This neighborhood is popular for being very diverse and serene. It is located between Charles County and Eagle Harbor.

Fort Washington

One of the most prosperous and well-planned neighborhoods in the county. This is an ideal neighborhood for anyone looking for a laid-back suburban living near major roads and amenities.


Baden is another popular suburban neighborhood. It is in the southeastern region of the county.


Home to the National Capital Park and Mary Surratt House Museum. There are lots of open spaces and playgrounds in this neighborhood.


Croom has developed into a quiet residential area after conversion from tobacco farms. It borders Patuxent River Park and the Jug Bay Natural Area.


This is the newest and southernmost neighborhood in the county. It is a fast-growing neighborhood popular for new shopping malls and entertainment spots.


This neighborhood is next to the US Highway 301. It is named after Cheltenham in Gloucestershire, England.


This is a large suburban area on the banks of the Potomac River. It has many residential neighborhoods, including Accokeek Acres, White Hall, Acco Park, Auburn, Ayres, White Hall Terrace, and White Hall Forest.

Schools and Education

The Prince George's County Public Schools System (PGCPS) is in charge of public education in the county. The school system is the second-largest in Maryland, with over 136,500 students enrolled and over 22,000 employees as of 2021. The system serves diverse student populations from the rural, suburban, and urban communities of the county.

If you have school-going children in your family and would want to consider enrolling them in a public school in Prince George's County, you should take the time to understand how PGCPS works and what services they offer.
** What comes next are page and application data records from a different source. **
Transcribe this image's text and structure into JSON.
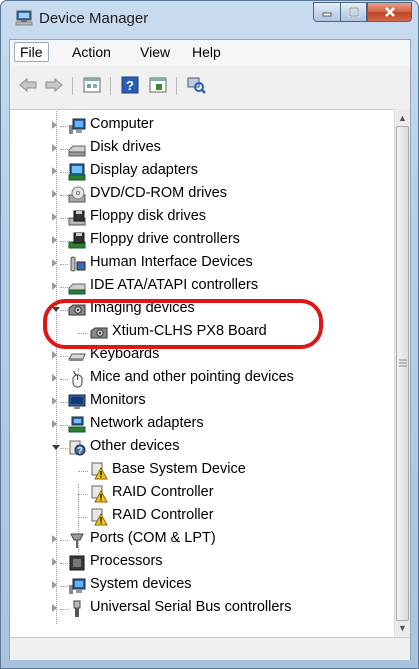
{
  "window": {
    "title": "Device Manager"
  },
  "menu": {
    "file": "File",
    "action": "Action",
    "view": "View",
    "help": "Help"
  },
  "toolbar": {
    "back_icon": "back-arrow-icon",
    "forward_icon": "forward-arrow-icon",
    "properties_icon": "properties-icon",
    "help_icon": "help-icon",
    "show_icon": "show-hide-icon",
    "scan_icon": "scan-hardware-icon"
  },
  "tree": {
    "items": [
      {
        "label": "Computer",
        "icon": "computer-icon"
      },
      {
        "label": "Disk drives",
        "icon": "disk-drive-icon"
      },
      {
        "label": "Display adapters",
        "icon": "display-adapter-icon"
      },
      {
        "label": "DVD/CD-ROM drives",
        "icon": "dvd-drive-icon"
      },
      {
        "label": "Floppy disk drives",
        "icon": "floppy-icon"
      },
      {
        "label": "Floppy drive controllers",
        "icon": "floppy-controller-icon"
      },
      {
        "label": "Human Interface Devices",
        "icon": "hid-icon"
      },
      {
        "label": "IDE ATA/ATAPI controllers",
        "icon": "ide-controller-icon"
      },
      {
        "label": "Imaging devices",
        "icon": "camera-icon"
      },
      {
        "label": "Xtium-CLHS PX8 Board",
        "icon": "camera-icon"
      },
      {
        "label": "Keyboards",
        "icon": "keyboard-icon"
      },
      {
        "label": "Mice and other pointing devices",
        "icon": "mouse-icon"
      },
      {
        "label": "Monitors",
        "icon": "monitor-icon"
      },
      {
        "label": "Network adapters",
        "icon": "network-adapter-icon"
      },
      {
        "label": "Other devices",
        "icon": "unknown-device-icon"
      },
      {
        "label": "Base System Device",
        "icon": "warning-device-icon"
      },
      {
        "label": "RAID Controller",
        "icon": "warning-device-icon"
      },
      {
        "label": "RAID Controller",
        "icon": "warning-device-icon"
      },
      {
        "label": "Ports (COM & LPT)",
        "icon": "port-icon"
      },
      {
        "label": "Processors",
        "icon": "processor-icon"
      },
      {
        "label": "System devices",
        "icon": "system-device-icon"
      },
      {
        "label": "Universal Serial Bus controllers",
        "icon": "usb-icon"
      }
    ]
  },
  "colors": {
    "highlight": "#e01616",
    "warning": "#f3c419"
  }
}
For instance, the board provides and coordinates transportation of school children and is in charge of coordinating the relationship between schools and the community.

The PGCPS oversees all education levels and educational institutions in the county, including elementary schools, middle schools, high schools, and magnet schools. Visit the PGCPS website to view a list of schools and their locations.

Pros: Top Reasons to Move to Prince George's County

  • Proximity to DC offers excellent opportunities for work and career advancement
  • Many shopping centers and malls offer great shopping experiences
  • Many attractions and open spaces make the county a great place to live

Cons: Why You May Reconsider Moving to Prince George's County

  • Taxes are comparatively higher than the neighboring counties.
  • The schools in Prince George's County are not the best in the state.

Ready for your move to Prince George’s County?

Prince George's County is a fascinating place to relocate to. However, like anywhere else in the country, it suffers common misconceptions - largely regarding diversity, crime, and quality of life. The county has a rich history and vibrant cultures into which anyone can fit.

The challenging part of moving to Prince George's County would be choosing which part of the county to move to. To make the right choice, you should take the time to visit the different potential places and determine which ones best suit your lifestyle. When you make up your mind, contact College HUNKS Hauling Junk & Moving to get professional assistance with the logistics and heavy lifting of the move